Digital planning and building is embedded in the transformation of the analog environments in which we work and live. It cannot be viewed in isolation; integration and the digitalization of standard processes will facilitate building in the future. And that is urgently needed, when you look at the current low level of digitalization in building: In Germany today building is second from bottom in the Digitalization Index. Only fishing is even less digitalized. Yet the benefits of digitalization in terms of optimizing prefabrication and high precision thanks to digital production processes cannot be denied. Nevertheless, even in the building sector, we are seeing the emergence of the first solutions and ideas as part of this process of transformation. For example, it is already standard practice to transfer planning data direct from the BIM model into production data for CNC milling, and thereby fabricate millimeter-precise joints on a roof frame. Also, it is already possible to produce entire houses using a 3D concrete printer, and to build walls, floors and support structures using a bricklaying robot.
There´s no denying that in the coming years and decades robots will continue to transform our industrial manufacturing processes. Indeed robot technology is already being used, to a greater or lesser extent, in all relevant sectors of the economy, including in building. However, a willingness to switch to digital planning or digitalized production methods is not in itself a guarantee of a trouble-free future. On the contrary: In architectural and planning offices, on building sites and in the building authorities, human expertise will continue to be in demand. What´s critical as regards the future of building will be the interaction between digital planning, quality craft skills and robot production—including for one-off designs or individualized mass produced components.
Our building sites will have to react quickly to the upcoming digital transformation. Extra pressure on the German building industry comes from the shortage of skilled workers on the one hand and on the other, the need for properly qualified people for programming and using digital tools on the building project. Changes to requirements and new job profiles are coming up here against a building sector characterized by a more traditional view of the trades. Adopting new ways means transferring analog building processes into a digital world of construction. Yet it is a fact that digital tools on their own will not create better architecture. Conversely, we should not accept a loss of architectural quality because of advancing automation in building.
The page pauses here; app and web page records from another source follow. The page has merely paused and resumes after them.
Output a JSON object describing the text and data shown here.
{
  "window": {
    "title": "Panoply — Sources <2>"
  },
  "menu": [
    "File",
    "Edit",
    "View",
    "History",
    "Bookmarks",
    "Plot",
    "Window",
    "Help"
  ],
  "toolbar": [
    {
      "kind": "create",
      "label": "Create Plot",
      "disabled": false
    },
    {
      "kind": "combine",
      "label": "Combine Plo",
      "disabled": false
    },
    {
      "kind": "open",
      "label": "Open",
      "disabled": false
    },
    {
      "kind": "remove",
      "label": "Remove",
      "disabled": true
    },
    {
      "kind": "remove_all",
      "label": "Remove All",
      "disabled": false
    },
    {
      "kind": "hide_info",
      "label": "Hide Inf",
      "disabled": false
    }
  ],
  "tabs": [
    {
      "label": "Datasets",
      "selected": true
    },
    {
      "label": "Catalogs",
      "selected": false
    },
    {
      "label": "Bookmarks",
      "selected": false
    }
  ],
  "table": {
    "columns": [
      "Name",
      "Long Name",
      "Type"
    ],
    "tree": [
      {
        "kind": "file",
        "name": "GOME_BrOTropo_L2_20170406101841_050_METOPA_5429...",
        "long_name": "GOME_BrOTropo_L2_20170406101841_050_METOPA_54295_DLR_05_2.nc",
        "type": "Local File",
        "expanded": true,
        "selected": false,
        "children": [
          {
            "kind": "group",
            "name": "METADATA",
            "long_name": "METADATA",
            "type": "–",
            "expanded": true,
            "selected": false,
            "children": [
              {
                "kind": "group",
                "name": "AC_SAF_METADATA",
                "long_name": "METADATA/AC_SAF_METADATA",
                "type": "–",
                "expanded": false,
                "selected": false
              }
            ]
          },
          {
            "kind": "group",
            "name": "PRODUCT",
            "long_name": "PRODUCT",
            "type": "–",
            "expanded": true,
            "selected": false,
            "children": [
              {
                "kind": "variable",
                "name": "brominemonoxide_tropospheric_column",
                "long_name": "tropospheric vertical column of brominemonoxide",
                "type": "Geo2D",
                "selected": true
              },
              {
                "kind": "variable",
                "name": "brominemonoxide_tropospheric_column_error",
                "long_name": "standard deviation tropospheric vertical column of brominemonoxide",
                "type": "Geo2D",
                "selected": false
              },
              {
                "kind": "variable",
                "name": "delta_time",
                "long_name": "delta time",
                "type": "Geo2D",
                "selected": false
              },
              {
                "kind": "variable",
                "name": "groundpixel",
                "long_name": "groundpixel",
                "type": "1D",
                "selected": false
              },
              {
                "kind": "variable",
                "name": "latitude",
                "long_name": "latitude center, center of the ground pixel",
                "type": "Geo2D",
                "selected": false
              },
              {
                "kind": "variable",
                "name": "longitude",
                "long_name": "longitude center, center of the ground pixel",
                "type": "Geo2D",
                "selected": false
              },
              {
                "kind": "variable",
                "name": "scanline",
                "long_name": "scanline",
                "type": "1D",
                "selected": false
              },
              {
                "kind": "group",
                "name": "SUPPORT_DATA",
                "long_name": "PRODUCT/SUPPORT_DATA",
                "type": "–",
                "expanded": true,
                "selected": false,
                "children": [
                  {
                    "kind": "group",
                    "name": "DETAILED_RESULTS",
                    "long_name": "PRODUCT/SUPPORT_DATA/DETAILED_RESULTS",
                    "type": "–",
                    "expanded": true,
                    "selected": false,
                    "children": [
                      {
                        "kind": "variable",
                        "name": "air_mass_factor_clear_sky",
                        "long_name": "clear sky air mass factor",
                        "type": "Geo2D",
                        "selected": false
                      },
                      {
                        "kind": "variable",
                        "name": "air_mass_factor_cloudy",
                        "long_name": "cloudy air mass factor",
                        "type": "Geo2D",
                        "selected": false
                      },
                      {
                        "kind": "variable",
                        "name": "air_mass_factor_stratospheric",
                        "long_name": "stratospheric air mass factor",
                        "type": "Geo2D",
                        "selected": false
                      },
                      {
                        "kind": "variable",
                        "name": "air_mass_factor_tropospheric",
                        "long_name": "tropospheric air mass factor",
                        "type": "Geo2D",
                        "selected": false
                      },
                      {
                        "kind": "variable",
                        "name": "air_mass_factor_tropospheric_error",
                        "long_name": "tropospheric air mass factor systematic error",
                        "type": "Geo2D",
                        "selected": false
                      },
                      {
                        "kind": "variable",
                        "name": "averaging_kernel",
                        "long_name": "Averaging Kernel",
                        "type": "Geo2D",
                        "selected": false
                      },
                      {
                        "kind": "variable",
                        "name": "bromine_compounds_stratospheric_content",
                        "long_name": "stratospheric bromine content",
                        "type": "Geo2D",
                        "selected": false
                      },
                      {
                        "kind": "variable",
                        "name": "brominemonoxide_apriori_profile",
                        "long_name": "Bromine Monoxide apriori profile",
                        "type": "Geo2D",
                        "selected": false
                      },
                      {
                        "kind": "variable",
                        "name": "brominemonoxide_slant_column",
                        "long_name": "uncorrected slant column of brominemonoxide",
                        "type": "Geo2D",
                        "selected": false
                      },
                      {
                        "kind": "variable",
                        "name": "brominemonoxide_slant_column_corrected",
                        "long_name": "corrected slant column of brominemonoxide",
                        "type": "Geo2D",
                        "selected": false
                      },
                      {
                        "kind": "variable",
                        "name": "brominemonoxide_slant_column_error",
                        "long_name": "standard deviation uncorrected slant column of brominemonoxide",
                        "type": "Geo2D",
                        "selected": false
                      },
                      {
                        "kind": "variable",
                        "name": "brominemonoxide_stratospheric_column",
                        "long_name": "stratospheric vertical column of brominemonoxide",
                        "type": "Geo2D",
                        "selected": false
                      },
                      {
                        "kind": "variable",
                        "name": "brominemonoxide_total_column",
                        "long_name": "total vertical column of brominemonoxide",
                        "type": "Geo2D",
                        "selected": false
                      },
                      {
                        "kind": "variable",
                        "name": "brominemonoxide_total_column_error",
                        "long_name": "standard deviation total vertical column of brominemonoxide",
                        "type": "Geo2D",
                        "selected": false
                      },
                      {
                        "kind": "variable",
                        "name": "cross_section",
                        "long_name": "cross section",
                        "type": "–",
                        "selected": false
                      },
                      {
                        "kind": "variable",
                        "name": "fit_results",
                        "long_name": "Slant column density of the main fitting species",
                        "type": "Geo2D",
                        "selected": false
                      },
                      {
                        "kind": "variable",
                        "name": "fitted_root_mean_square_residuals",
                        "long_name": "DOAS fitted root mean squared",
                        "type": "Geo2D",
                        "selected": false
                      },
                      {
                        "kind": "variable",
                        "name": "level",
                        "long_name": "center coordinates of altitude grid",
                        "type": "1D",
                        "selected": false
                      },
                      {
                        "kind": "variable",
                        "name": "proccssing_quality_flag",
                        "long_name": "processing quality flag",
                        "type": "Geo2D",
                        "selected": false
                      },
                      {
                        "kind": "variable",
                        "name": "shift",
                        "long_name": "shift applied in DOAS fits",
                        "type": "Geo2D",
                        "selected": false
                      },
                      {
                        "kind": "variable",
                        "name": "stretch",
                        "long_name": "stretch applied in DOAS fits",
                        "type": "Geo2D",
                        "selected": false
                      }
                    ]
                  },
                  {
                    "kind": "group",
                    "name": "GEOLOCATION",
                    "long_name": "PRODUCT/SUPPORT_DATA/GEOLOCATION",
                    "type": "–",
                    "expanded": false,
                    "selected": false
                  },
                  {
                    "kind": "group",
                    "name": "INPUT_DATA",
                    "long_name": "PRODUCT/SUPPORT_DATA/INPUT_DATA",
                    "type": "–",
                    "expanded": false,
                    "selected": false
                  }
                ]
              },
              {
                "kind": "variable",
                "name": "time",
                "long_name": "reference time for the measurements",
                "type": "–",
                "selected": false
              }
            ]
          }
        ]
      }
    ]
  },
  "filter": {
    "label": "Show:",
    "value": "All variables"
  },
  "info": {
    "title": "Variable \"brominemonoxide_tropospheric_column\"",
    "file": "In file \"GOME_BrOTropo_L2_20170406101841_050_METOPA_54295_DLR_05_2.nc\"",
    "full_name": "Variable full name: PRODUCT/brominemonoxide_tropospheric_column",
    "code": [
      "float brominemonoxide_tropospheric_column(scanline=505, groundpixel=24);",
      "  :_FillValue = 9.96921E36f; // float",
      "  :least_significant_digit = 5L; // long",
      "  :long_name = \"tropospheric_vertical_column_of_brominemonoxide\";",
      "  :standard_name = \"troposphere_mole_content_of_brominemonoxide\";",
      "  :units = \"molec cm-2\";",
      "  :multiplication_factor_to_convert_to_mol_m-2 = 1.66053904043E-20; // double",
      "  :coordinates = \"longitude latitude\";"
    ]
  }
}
These are simply tools which facilitate the road towards digitalization for architects, planners, the skilled trades and building owners and optimize the whole process of building construction and management.